JAMA. 2002;287(11):1427-1434. doi:10.1001/jama.287.11.1427

Context Diagnosis of pheochromocytoma depends on biochemical evidence of catecholamine production by the tumor. However, the best test to establish the diagnosis has not been determined.

Objective To determine the biochemical test or combination of tests that provides the best method for diagnosis of pheochromocytoma.

Design, Setting, and Participants Multicenter cohort study of patients tested for pheochromocytoma at 4 referral centers between 1994 and 2001. The analysis included 214 patients in whom the diagnosis of pheochromocytoma was confirmed and 644 patients who were determined to not have the tumor.

Main Outcome Measures Test sensitivity and specificity, receiver operating characteristic curves, and positive and negative predictive values at different pretest prevalences using plasma free metanephrines, plasma catecholamines, urinary catecholamines, urinary total and fractionated metanephrines, and urinary vanillylmandelic acid.

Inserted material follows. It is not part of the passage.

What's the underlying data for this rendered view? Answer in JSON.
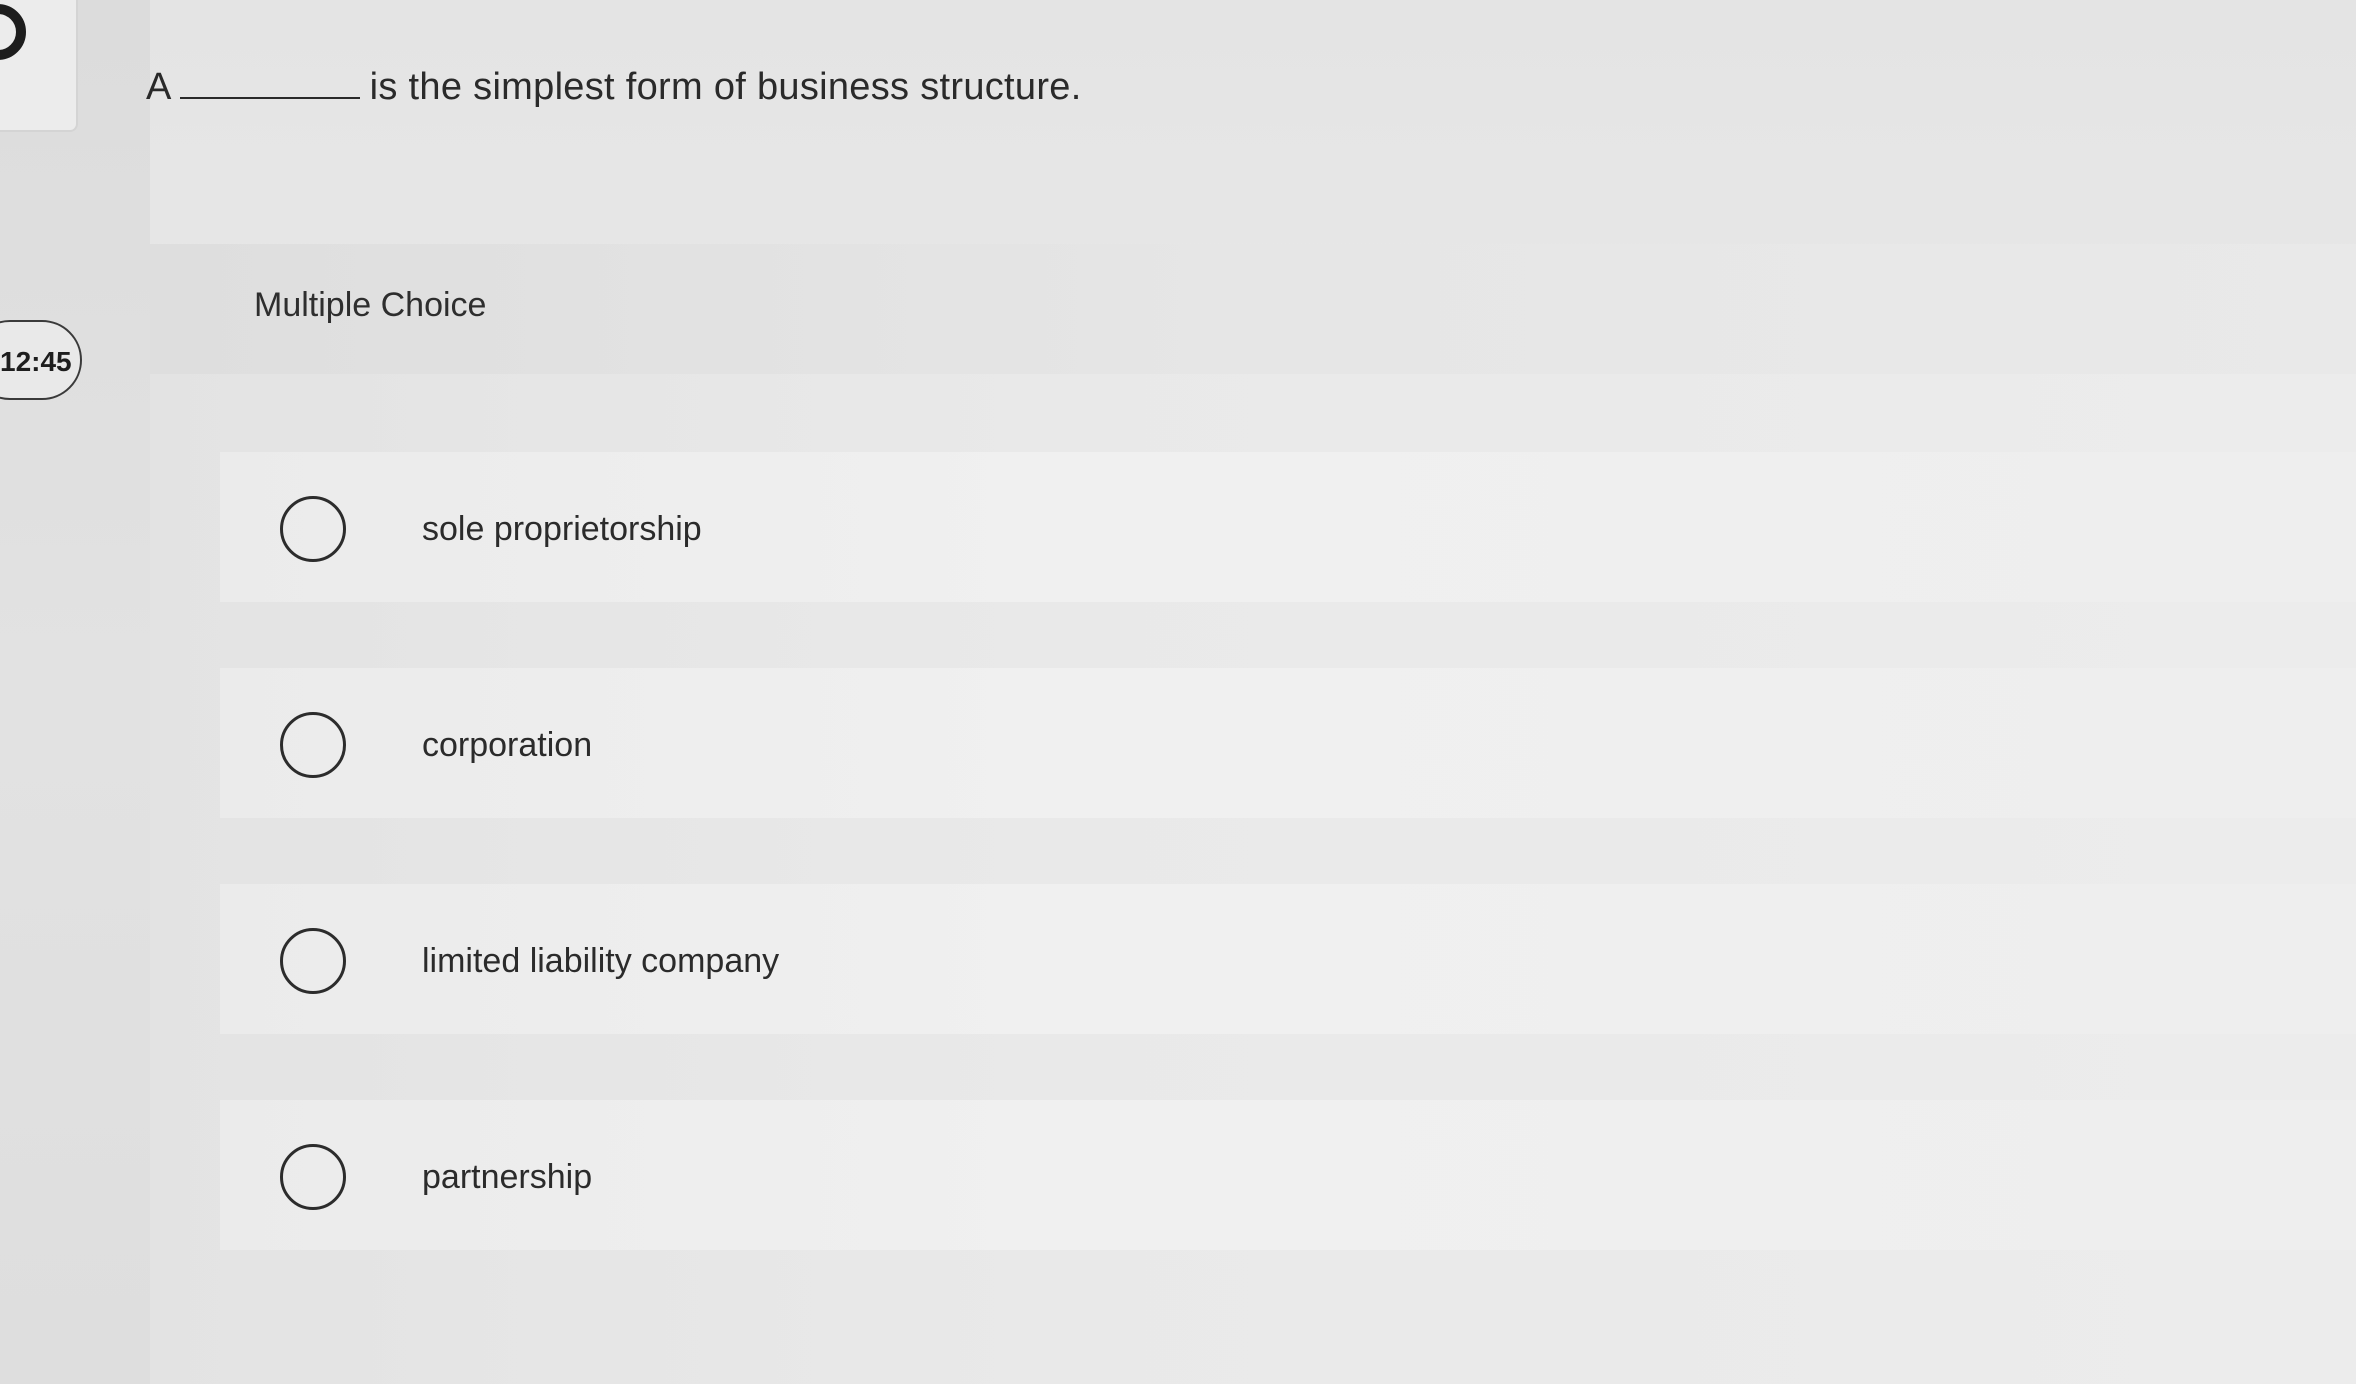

Results Sensitivities of plasma free metanephrines (99% [95% confidence interval {CI}, 96%-100%]) and urinary fractionated metanephrines (97% [95% CI, 92%-99%]) were higher than those for plasma catecholamines (84% [95% CI, 78%-89%]), urinary catecholamines (86% [95% CI, 80%-91%]), urinary total metanephrines (77% [95% CI, 68%-85%]), and urinary vanillylmandelic acid (64% [95% CI, 55%-71%]). Specificity was highest for urinary vanillylmandelic acid (95% [95% CI, 93%-97%]) and urinary total metanephrines (93% [95% CI, 89%-97%]); intermediate for plasma free metanephrines (89% [95% CI, 87%-92%]), urinary catecholamines (88% [95% CI, 85%-91%]), and plasma catecholamines (81% [95% CI, 78%-84%]); and lowest for urinary fractionated metanephrines (69% [95% CI, 64%-72%]). Sensitivity and specificity values at different upper reference limits were highest for plasma free metanephrines using receiver operating characteristic curves. Combining different tests did not improve the diagnostic yield beyond that of a single test of plasma free metanephrines.

Conclusion Plasma free metanephrines provide the best test for excluding or confirming pheochromocytoma and should be the test of first choice for diagnosis of the tumor.